Robert F. Furchgott, an American biochemist, was the first to discover that nitric oxide (NO) serves as a signaling molecule in mammals’ circulatory systems. This discovery won him a share of the Nobel Prize in Physiology or Medicine in 1998, as well as a number of other significant medals and honors. He grew up in small towns, the son of a department store owner, where he developed an interest in nature and science. He used to adore going to the beach, marshes, and woodlands as a kid, and he was an avid bird watcher. He had no question in his mind since he was a child that he was destined to be a scientist, and his parents’ support further fueled his desires. He earned his doctorate in biochemistry from Northwestern University after graduating from the University of North Carolina at Chapel Hill with a degree in chemistry. He spent several years teaching and conducting research at Cornell and Washington Universities before joining the SUNY-Brooklyn Department of Pharmacology in 1956, where he remained for more than three decades. During his studies, he was especially interested in the mechanism of drug interaction with blood vessel receptors. He also devised a method for determining how blood arteries respond to drugs, neurotransmitters, and hormones by experimenting with rabbits.
Childhood and Adolescence
Arthur Furchgott and Pena (Sorentrue) Furchgott had Robert Francis Furchgott on June 4, 1916, in Charleston, South Carolina. His father was the owner of a department business.
The little youngster developed an appreciation for nature as he grew up in a small town. On field trips organized by the local museum, he would frequently visit neighboring beaches, marshes, and woods. His family moved from Charleston to Orangeburg in 1929, where he attended high school.

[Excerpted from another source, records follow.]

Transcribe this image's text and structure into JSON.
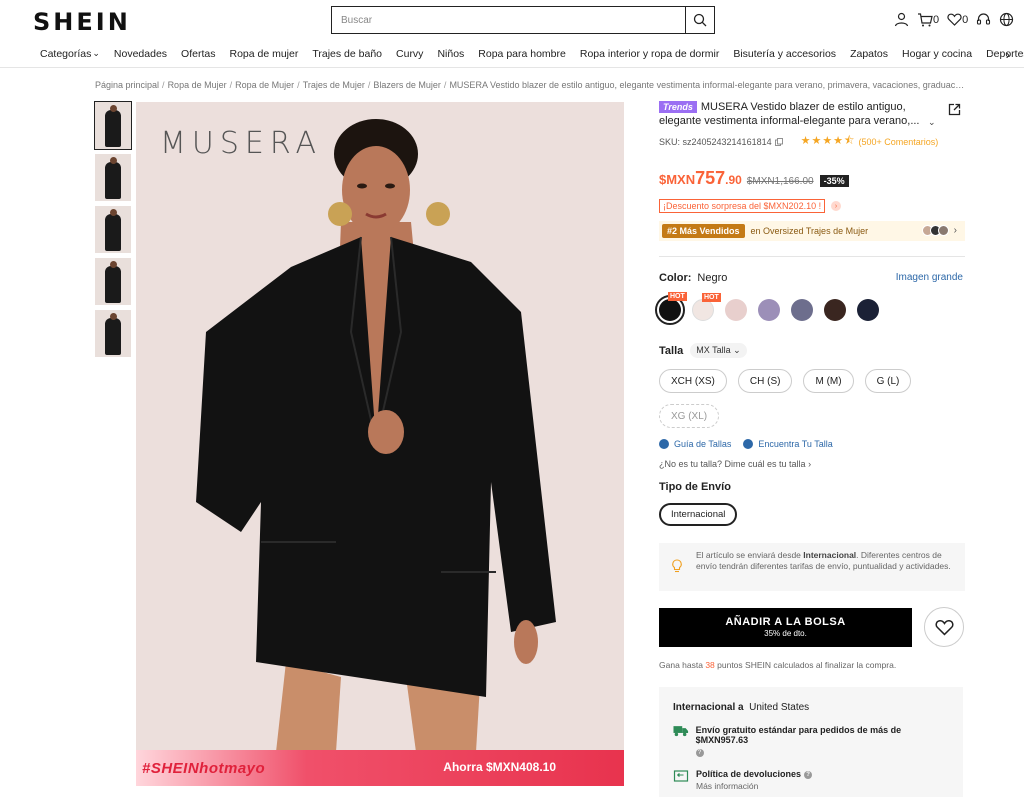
{
  "header": {
    "logo": "SHEIN",
    "search_placeholder": "Buscar",
    "cart_count": "0",
    "wishlist_count": "0"
  },
  "nav": {
    "items": [
      "Categorías",
      "Novedades",
      "Ofertas",
      "Ropa de mujer",
      "Trajes de baño",
      "Curvy",
      "Niños",
      "Ropa para hombre",
      "Ropa interior y ropa de dormir",
      "Bisutería y accesorios",
      "Zapatos",
      "Hogar y cocina",
      "Deportes y c"
    ]
  },
  "breadcrumb": [
    "Página principal",
    "Ropa de Mujer",
    "Ropa de Mujer",
    "Trajes de Mujer",
    "Blazers de Mujer",
    "MUSERA Vestido blazer de estilo antiguo, elegante vestimenta informal-elegante para verano, primavera, vacaciones, graduación, fies..."
  ],
  "gallery": {
    "brand_watermark": "MUSERA",
    "promo_tag": "#SHEINhotmayo",
    "promo_save": "Ahorra $MXN408.10"
  },
  "product": {
    "trend_badge": "Trends",
    "title": "MUSERA Vestido blazer de estilo antiguo, elegante vestimenta informal-elegante para verano,...",
    "sku": "SKU: sz2405243214161814",
    "rating": 4.5,
    "reviews": "(500+ Comentarios)",
    "price_currency": "$MXN",
    "price_main": "757",
    "price_decimals": ".90",
    "price_old": "$MXN1,166.00",
    "discount": "-35%",
    "surprise_discount": "¡Descuento sorpresa del $MXN202.10 !",
    "bestseller_badge": "#2 Más Vendidos",
    "bestseller_text": "en Oversized Trajes de Mujer"
  },
  "color": {
    "label": "Color:",
    "value": "Negro",
    "big_image_link": "Imagen grande",
    "hot_label": "HOT",
    "swatches": [
      {
        "color": "#111111",
        "hot": true,
        "active": true
      },
      {
        "color": "#f1e6e2",
        "hot": true,
        "active": false
      },
      {
        "color": "#e8cfcd",
        "hot": false,
        "active": false
      },
      {
        "color": "#9c8fb8",
        "hot": false,
        "active": false
      },
      {
        "color": "#6d6e8d",
        "hot": false,
        "active": false
      },
      {
        "color": "#3a2620",
        "hot": false,
        "active": false
      },
      {
        "color": "#1b2136",
        "hot": false,
        "active": false
      }
    ]
  },
  "size": {
    "label": "Talla",
    "system": "MX Talla",
    "options": [
      {
        "label": "XCH (XS)",
        "available": true
      },
      {
        "label": "CH (S)",
        "available": true
      },
      {
        "label": "M (M)",
        "available": true
      },
      {
        "label": "G (L)",
        "available": true
      },
      {
        "label": "XG (XL)",
        "available": false
      }
    ],
    "guide_link": "Guía de Tallas",
    "find_link": "Encuentra Tu Talla",
    "ask": "¿No es tu talla? Dime cuál es tu talla"
  },
  "shipping": {
    "type_label": "Tipo de Envío",
    "option": "Internacional",
    "info_prefix": "El artículo se enviará desde ",
    "info_bold": "Internacional",
    "info_rest": ". Diferentes centros de envío tendrán diferentes tarifas de envío, puntualidad y actividades."
  },
  "cart": {
    "button": "AÑADIR A LA BOLSA",
    "sub": "35% de dto.",
    "points_prefix": "Gana hasta ",
    "points_num": "38",
    "points_suffix": " puntos SHEIN calculados al finalizar la compra."
  },
  "delivery": {
    "title_bold": "Internacional a",
    "title_dest": "United States",
    "free_shipping": "Envío gratuito estándar para pedidos de más de $MXN957.63",
    "returns": "Política de devoluciones",
    "more_info": "Más información"
  }
}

During his high school years, he intended to pursue a career as a scientist. His parents supported him and gifted him with chemistry equipment and a small microscope. In 1933, he graduated from high school.
In 1937, he earned a bachelor’s degree in chemistry from the University of North Carolina at Chapel Hill, and in 1940, he earned a Ph.D. in biochemistry from Northwestern University.
A Career of Robert F. Furchgott
He was offered a postdoctoral position at Cornell University Medical School in New York City in the laboratory of Dr. Ephraim Shorr, an Associate Professor of Medicine at the institute, after obtaining his doctorate.
He worked and researched at Cornell from 1940 until 1949, when he moved to Washington University School of Medicine to take up an assistant professorship in pharmacology. He spent the 1950s researching the energy metabolism and function of rabbit intestinal smooth muscle, which was an exciting time for him.
From the gut, he moved on to the rabbit thoracic aorta, where he created a method for assessing how blood arteries react to drugs, neurotransmitters, and hormones. ‘Reactions of strips of rabbit aorta to epinephrine, isoproterenol, sodium nitrite, and other medicines,’ he published in 1953.
Furchgott became the chairman of the State University of New York (SUNY) College of Medicine in New York City’s new Department of Pharmacology in 1956. There, he worked on photorelaxation of blood vessels, factors influencing heart muscle contractility, peripheral adrenergic processes, and receptor theory and mechanisms, among other things.
He showed in 1980 that blood arteries widen because their linings generate a chemical that tells the smooth muscle cells in the vessels to relax. He identified the relaxing element as nitric oxide after a few years of diligent research (NO). In 1986, he gave a conference at the Mayo Clinic in Rochester to present his findings.
In 1989, he left SUNY as a professor and joined the University of Miami School of Medicine in Florida as an adjunct professor. Even after he retired, he continued his research.
Major Projects of Robert F. Furchgott
He is most known for his work with nitric oxide (NO), which led to the discovery that NO works as a signaling molecule in the mammalian circulatory system, which is considered one of the most important discoveries in cardiovascular medicine ever. His study paved the path for more research, which eventually led to the invention of Viagra, an anti-impotency medicine.
Achievements & Awards
Furchgott received numerous honors, including the Roussel-Uclaf Prize for Signal Transduction Research (1993) and the Wellcome Gold Medal from the British Pharmacological Society (1995).
The Albert Lasker Award for Basic Medical Research was given to Furchgott and Ferid Murad in 1996.
“For their discoveries concerning nitric oxide as a signaling molecule in the cardiovascular system,” Robert F. Furchgott, Louis J. Ignarro, and Ferid Murad shared the Nobel Prize in Physiology or Medicine in 1998.
Personal History and Legacy of Robert F. Furchgott
His first marriage, to Lenore Mandelbaum, took place in 1941, and he had three children with her. After more than four decades of marriage, his wife died in 1983.
Margaret Gallagher Roth was his second wife. They stayed together till she died in 2006.
Robert F. Furchgott died on May 19, 2009, at the age of 92, after a lengthy life.
Estimated Net Worth
According to online sources (Wikipedia, Google Search, Yahoo Search), Robert F Furchgott has a net worth of $ USD 5 million and earns a living as a university professor, biochemist, pharmacologist, chemist, and physician.